Planning

If you search this site using the keyword “objectives”, you will see my prior posts on the importance of documenting your Business and Project Objectives, as well as how to properly define them. Those posts framed objectives in the context of the Project Management process. Having the objectives defined is also critical in the requirements analysis process.

Here are some of the key reasons for knowing your Business and Project objectives in advance of your requirements analysis:

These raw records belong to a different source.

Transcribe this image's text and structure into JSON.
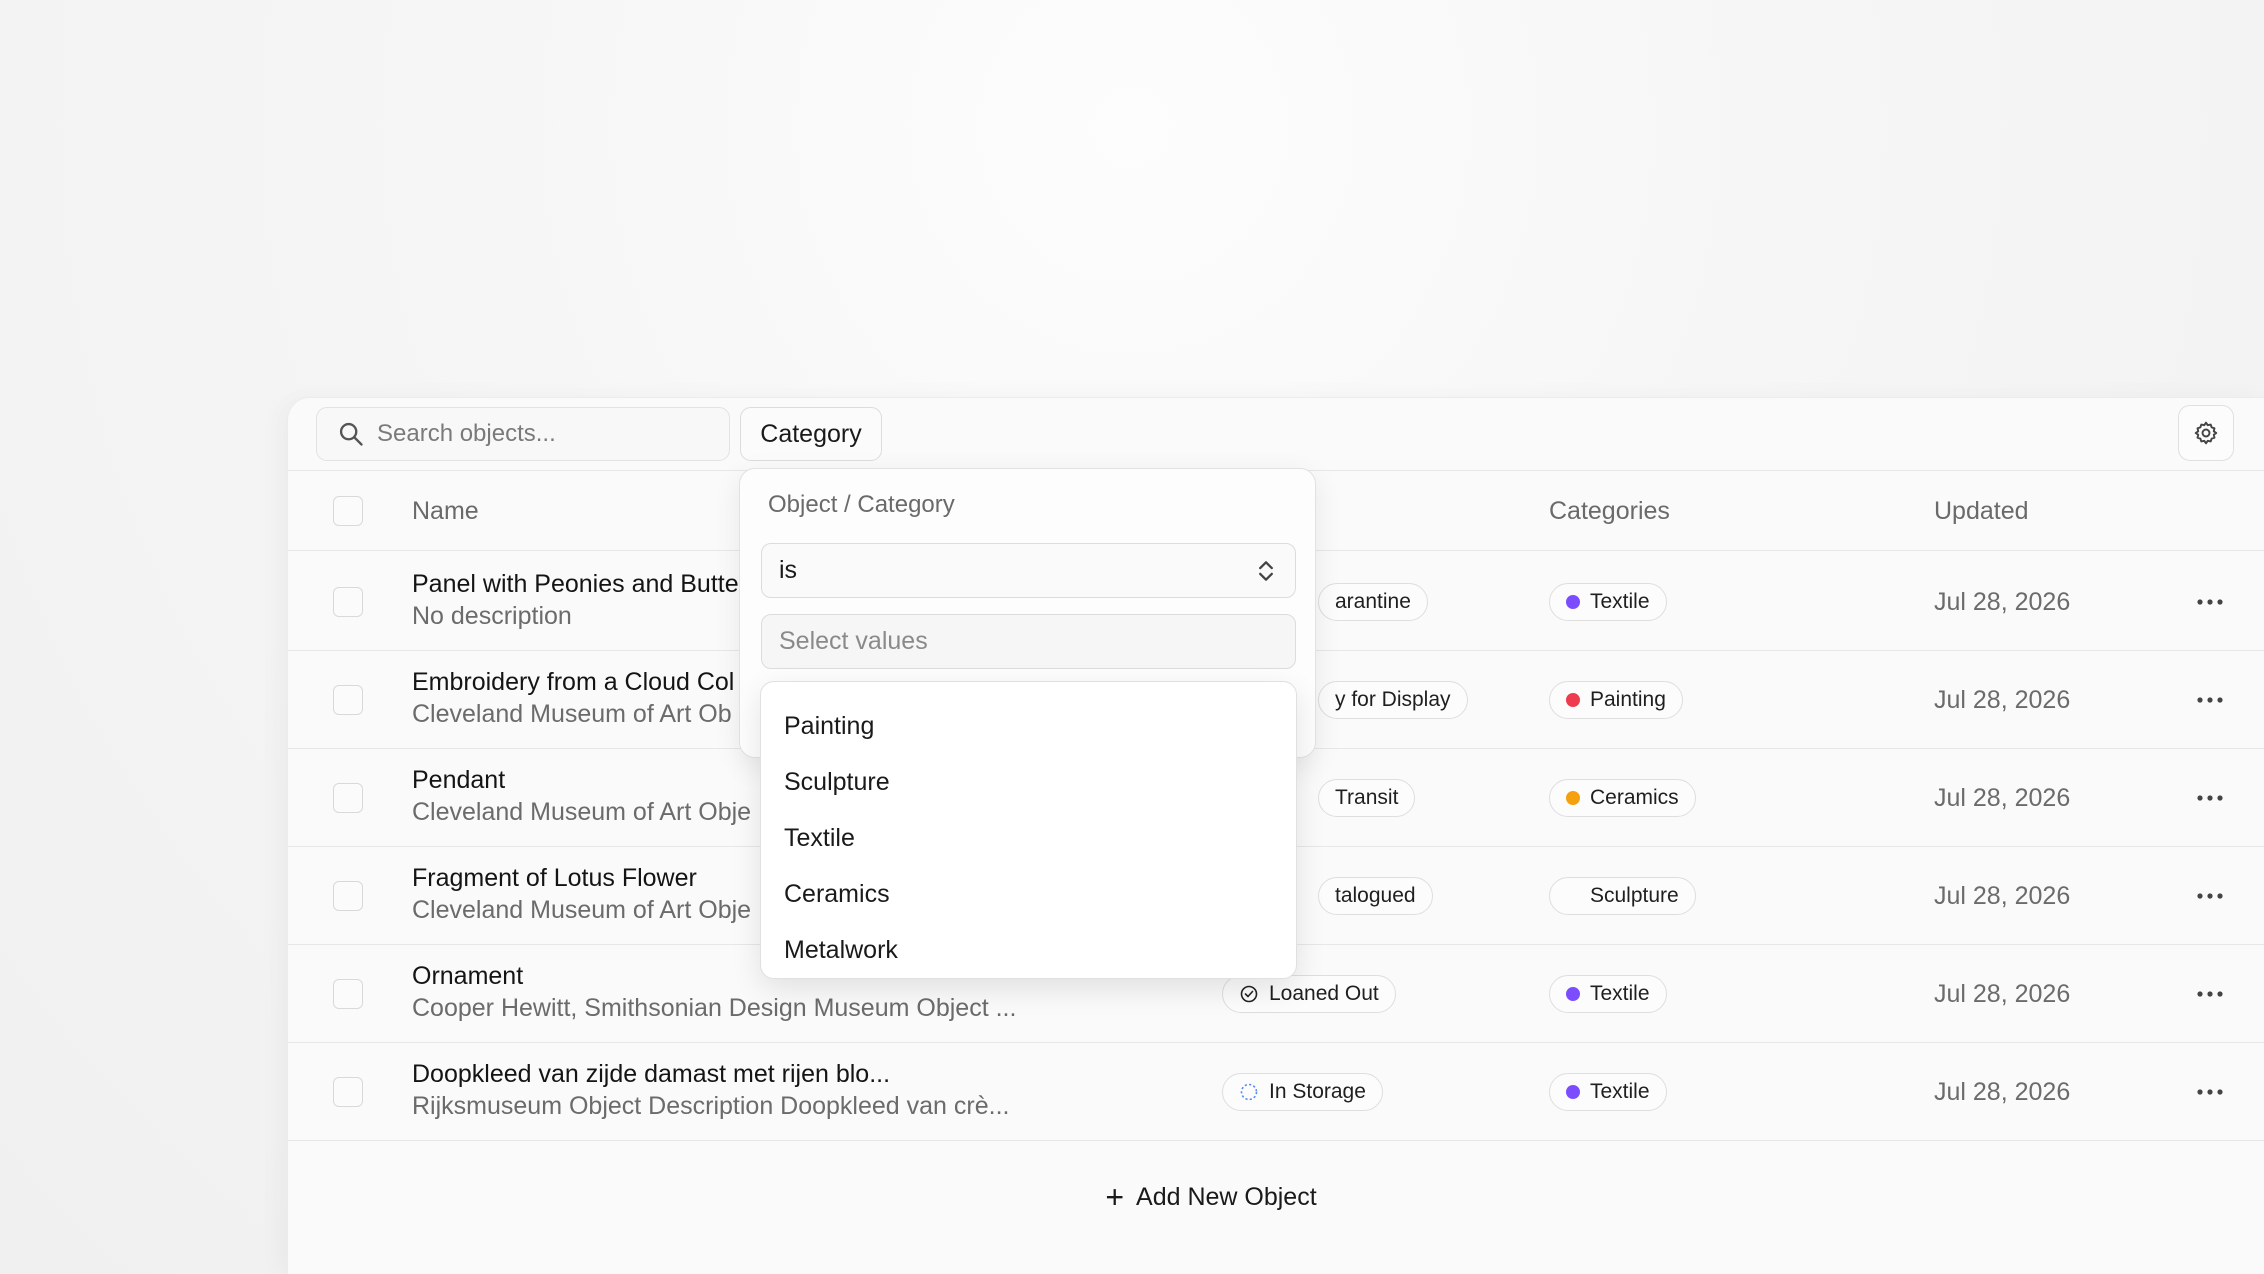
{
  "toolbar": {
    "search_placeholder": "Search objects...",
    "category_button": "Category"
  },
  "table": {
    "columns": {
      "name": "Name",
      "categories": "Categories",
      "updated": "Updated"
    },
    "rows": [
      {
        "title": "Panel with Peonies and Butte",
        "desc": "No description",
        "status": "arantine",
        "status_icon": "none",
        "category": "Textile",
        "category_color": "#7c4dff",
        "updated": "Jul 28, 2026"
      },
      {
        "title": "Embroidery from a Cloud Col",
        "desc": "Cleveland Museum of Art Ob",
        "status": "y for Display",
        "status_icon": "none",
        "category": "Painting",
        "category_color": "#ef3b4e",
        "updated": "Jul 28, 2026"
      },
      {
        "title": "Pendant",
        "desc": "Cleveland Museum of Art Obje",
        "status": "Transit",
        "status_icon": "none",
        "category": "Ceramics",
        "category_color": "#f5a00f",
        "updated": "Jul 28, 2026"
      },
      {
        "title": "Fragment of Lotus Flower",
        "desc": "Cleveland Museum of Art Obje",
        "status": "talogued",
        "status_icon": "none",
        "category": "Sculpture",
        "category_color": "",
        "updated": "Jul 28, 2026"
      },
      {
        "title": "Ornament",
        "desc": "Cooper Hewitt, Smithsonian Design Museum Object ...",
        "status": "Loaned Out",
        "status_icon": "check-circle-icon",
        "category": "Textile",
        "category_color": "#7c4dff",
        "updated": "Jul 28, 2026"
      },
      {
        "title": "Doopkleed van zijde damast met rijen blo...",
        "desc": "Rijksmuseum Object Description Doopkleed van crè...",
        "status": "In Storage",
        "status_icon": "dashed-circle-icon",
        "category": "Textile",
        "category_color": "#7c4dff",
        "updated": "Jul 28, 2026"
      }
    ],
    "add_label": "Add New Object"
  },
  "filter": {
    "title": "Object / Category",
    "operator": "is",
    "values_placeholder": "Select values",
    "options": [
      "Painting",
      "Sculpture",
      "Textile",
      "Ceramics",
      "Metalwork"
    ]
  },
  "icons": {
    "search": "search-icon",
    "settings": "gear-icon",
    "more": "more-horizontal-icon",
    "operator_chevron": "chevron-up-down-icon",
    "add": "plus-icon"
  }
}
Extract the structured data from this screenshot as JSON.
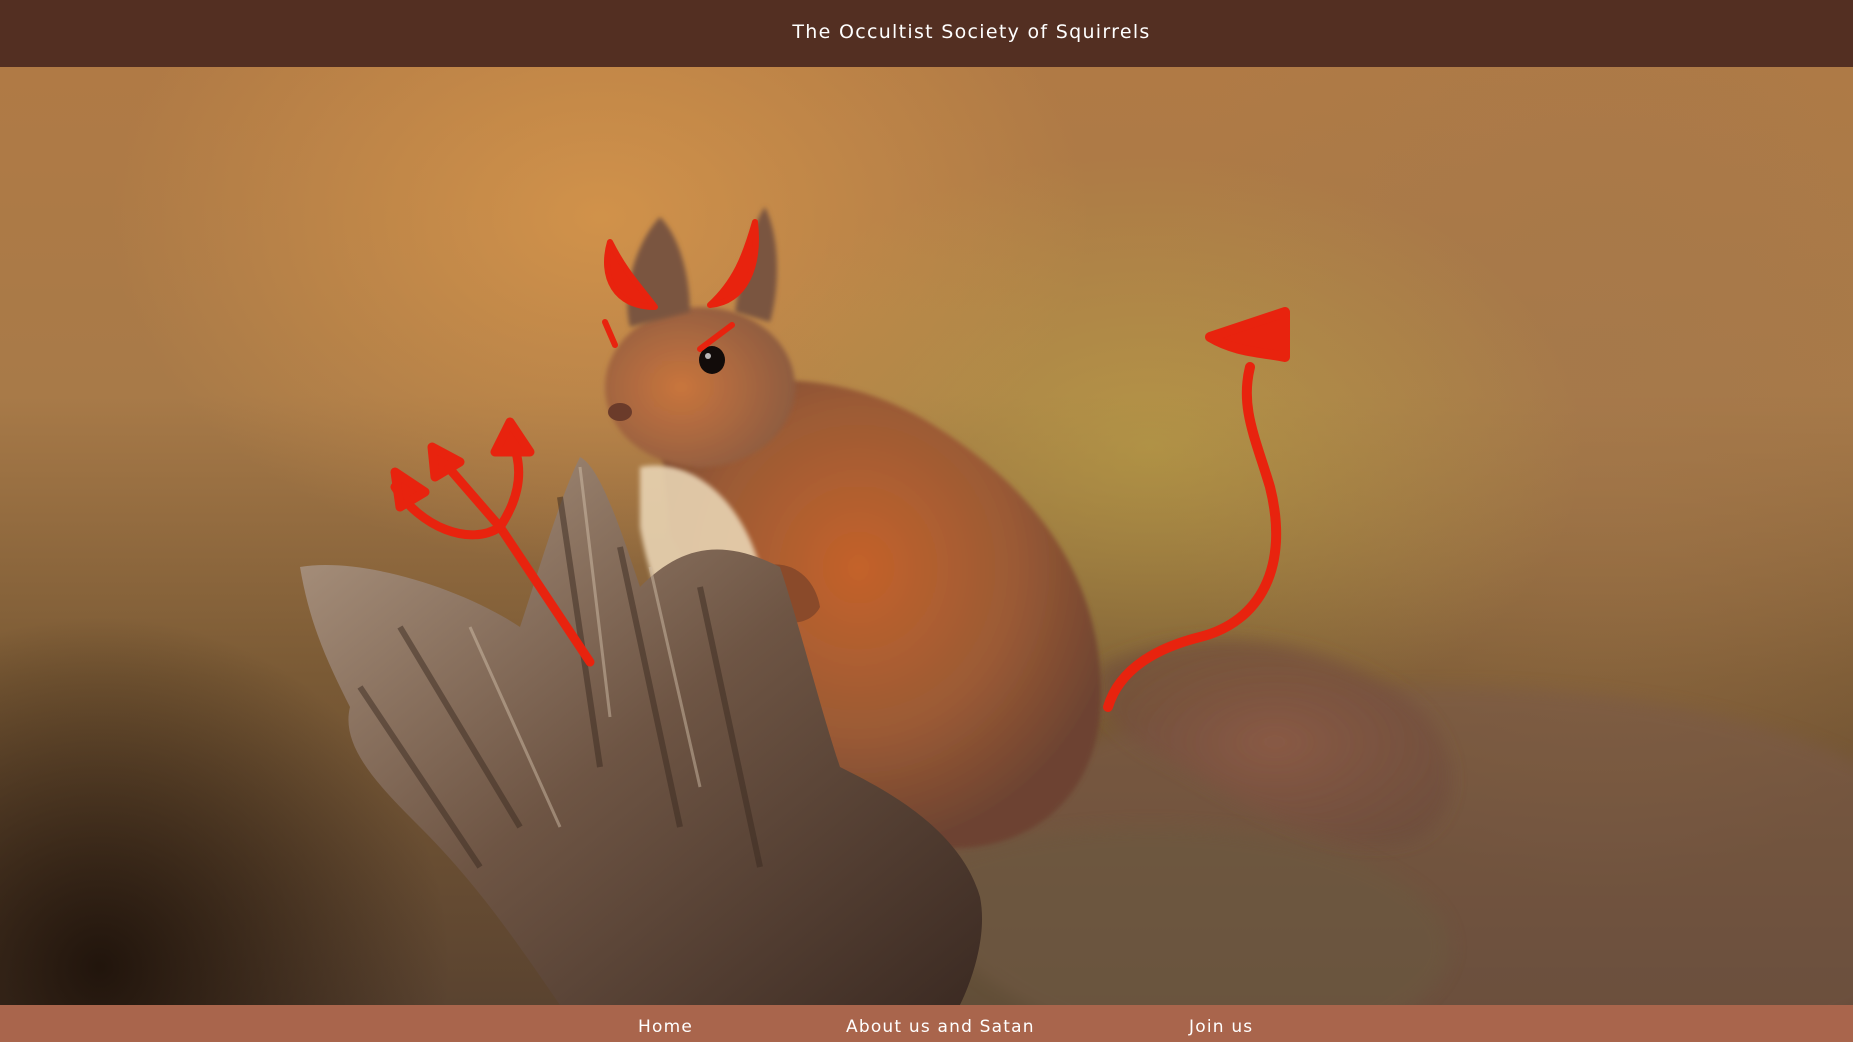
{
  "header": {
    "title": "The Occultist Society of Squirrels"
  },
  "hero": {
    "image": "photo of a red squirrel on a tree stump with hand-drawn red devil horns, pitchfork and tail",
    "accent_color": "#e8230e"
  },
  "nav": {
    "items": [
      {
        "label": "Home"
      },
      {
        "label": "About us and Satan"
      },
      {
        "label": "Join us"
      }
    ]
  },
  "colors": {
    "header_bg": "#532f22",
    "footer_bg": "#a9654c",
    "text": "#ffffff"
  }
}
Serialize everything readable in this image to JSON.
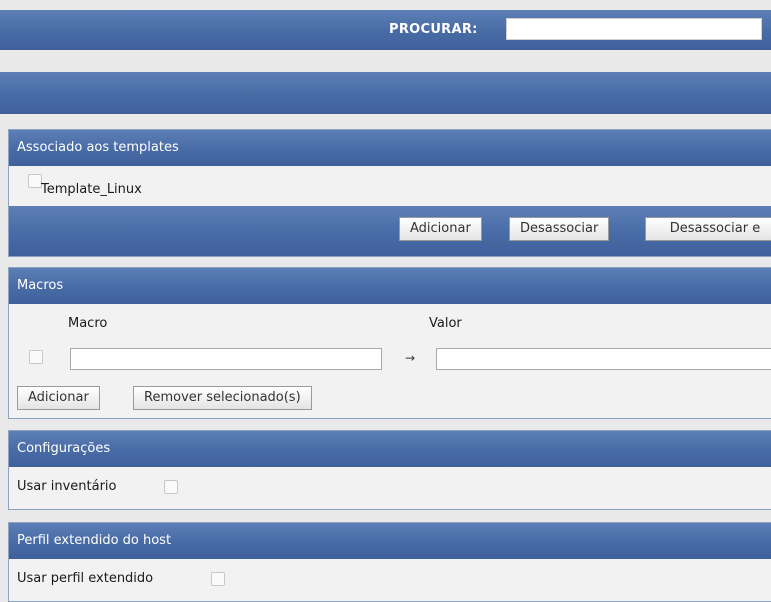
{
  "header": {
    "search_label": "PROCURAR:",
    "search_value": ""
  },
  "templates": {
    "title": "Associado aos templates",
    "items": [
      {
        "name": "Template_Linux"
      }
    ],
    "buttons": {
      "add": "Adicionar",
      "unlink": "Desassociar",
      "unlink_clear": "Desassociar e"
    }
  },
  "macros": {
    "title": "Macros",
    "columns": {
      "macro": "Macro",
      "value": "Valor"
    },
    "row": {
      "macro_value": "",
      "value_value": ""
    },
    "arrow": "→",
    "buttons": {
      "add": "Adicionar",
      "remove": "Remover selecionado(s)"
    }
  },
  "settings": {
    "title": "Configurações",
    "inventory_label": "Usar inventário"
  },
  "profile": {
    "title": "Perfil extendido do host",
    "label": "Usar perfil extendido"
  },
  "colors": {
    "header_blue": "#486ba6",
    "panel_bg": "#f2f2f2",
    "page_bg": "#e9e9e9"
  }
}
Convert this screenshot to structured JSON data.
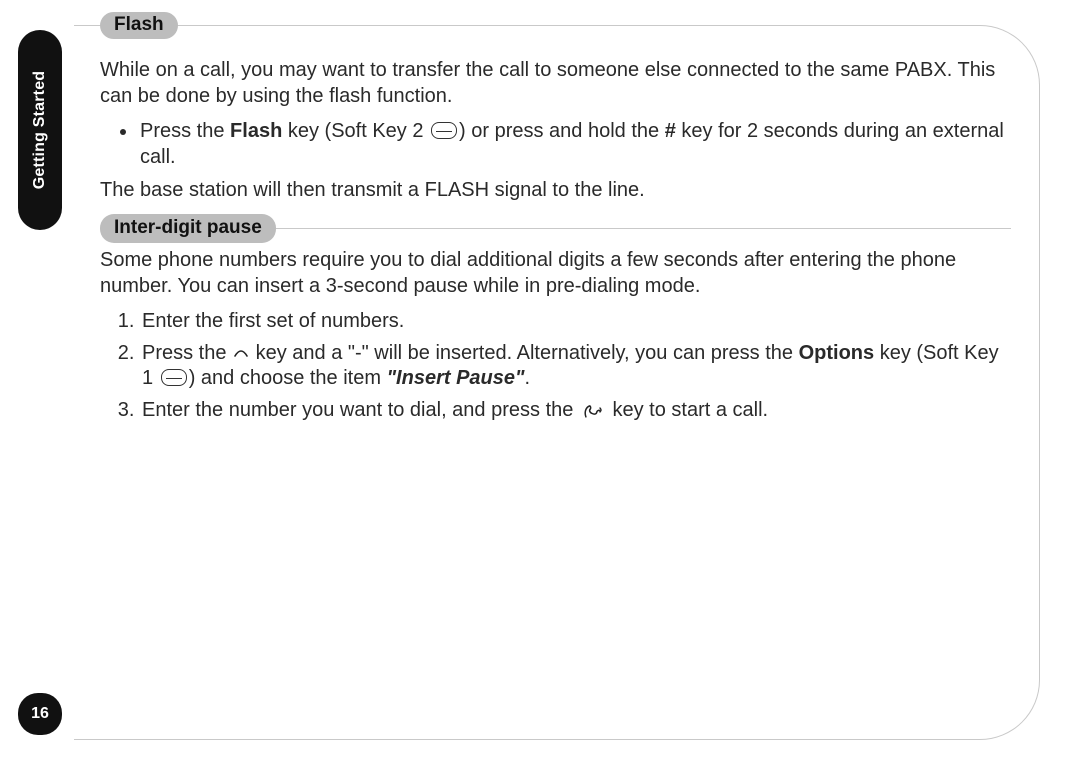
{
  "sideTab": {
    "label": "Getting Started"
  },
  "pageNumber": "16",
  "sections": {
    "flash": {
      "title": "Flash",
      "intro": "While on a call, you may want to transfer the call to someone else connected to the same PABX. This can be done by using the flash function.",
      "bullets": [
        {
          "pre": "Press the ",
          "boldKey": "Flash",
          "mid1": " key (Soft Key 2 ",
          "mid2": ") or press and hold the ",
          "boldHash": "#",
          "tail": " key for 2 seconds during an external call."
        }
      ],
      "outro": "The base station will then transmit a FLASH signal to the line."
    },
    "pause": {
      "title": "Inter-digit pause",
      "intro": "Some phone numbers require you to dial additional digits a few seconds after entering the phone number. You can insert a 3-second pause while in pre-dialing mode.",
      "steps": [
        {
          "text": "Enter the first set of numbers."
        },
        {
          "p1": "Press the ",
          "p2": " key and a \"-\" will be inserted. Alternatively, you can press the ",
          "bold": "Options",
          "p3": " key (Soft Key 1 ",
          "p4": ") and choose the item ",
          "ital": "\"Insert Pause\"",
          "p5": "."
        },
        {
          "p1": "Enter the number you want to dial, and press the ",
          "p2": " key to start a call."
        }
      ]
    }
  }
}
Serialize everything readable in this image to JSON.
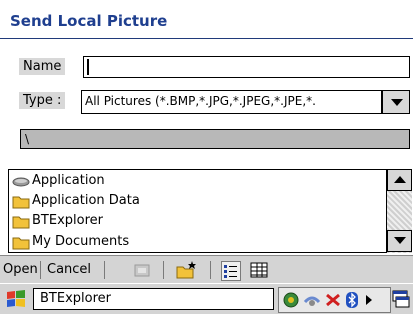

  1. Ensure that everyone on the project team understands the project vision. There is a saying in the military that “no plan survives contact with the enemy”. That is also true for projects (where the “enemy” is usually time and resources). However, if everyone understands the commander’s intent (the “objectives”), then it is easier to change and adapt the plan. Conditions may make you unable to execute the original plan, but you are always responsible for achieving the commander’s intent.
  2. The Objectives guide everyone’s decision making. There are many decisions made each day on a project. They are made by everyone on the team, not just the management. Along with empowering people to make decisions, you must give them the tools to make the right decisions. Chief among those tools is making sure they know and understand the Business and Project Objectives.
  3. The Objectives are used to validate the Requirements Model. At the end of the first round of analysis, you will compare the results to the documented Project and Business Objectives. Do your requirements address all the deliverables in the Project Objectives? If not, another round of analysis is needed. Will the requirements achieve the Business Objectives? If not, understand why. Has your analysis revealed additional Project Objectives? If so, these must be addressed in your Change Management process in order to change your Project Charter.

In the next post I will define the Event Model, with subsequent posts addressing each element in detail.

Note: My Kindle book “Project Management For The Real World”, is available at

https://www.amazon.com/author/lettera

The Project Charter – Project Objectives

Initiation

In the previous post I defined and discussed Business Objectives and their importance. Project Objectives are very different from Business Objectives. I have seen Project Charters with the two types of objectives mixed into one objectives section and I find it very confusing. I recommend placing Project Objectives in its own section.

Project Objectives should satisfy the following criteria:

  • Produce a product, service or result that survive and are maintained after the project is over. Some examples of this are (1) a new business “Standard Operating Procedure”; (2) new software installed that meets all of the acceptance criteria.
  • Each Objectives should have a definition of “done” that is agreed to by the Project Sponsor and the Project Team.

Project Objectives are important for the following reasons:

  • They define the scope of the major deliverables of the project
  • They will be used to define much of the activity scope of the project
  • Meeting all of the Project Objectives is one of the criteria for project closing

The combination of having well defined Business and Project Objectives will get your project off to a great start and help keep it on track. Take care to get these right.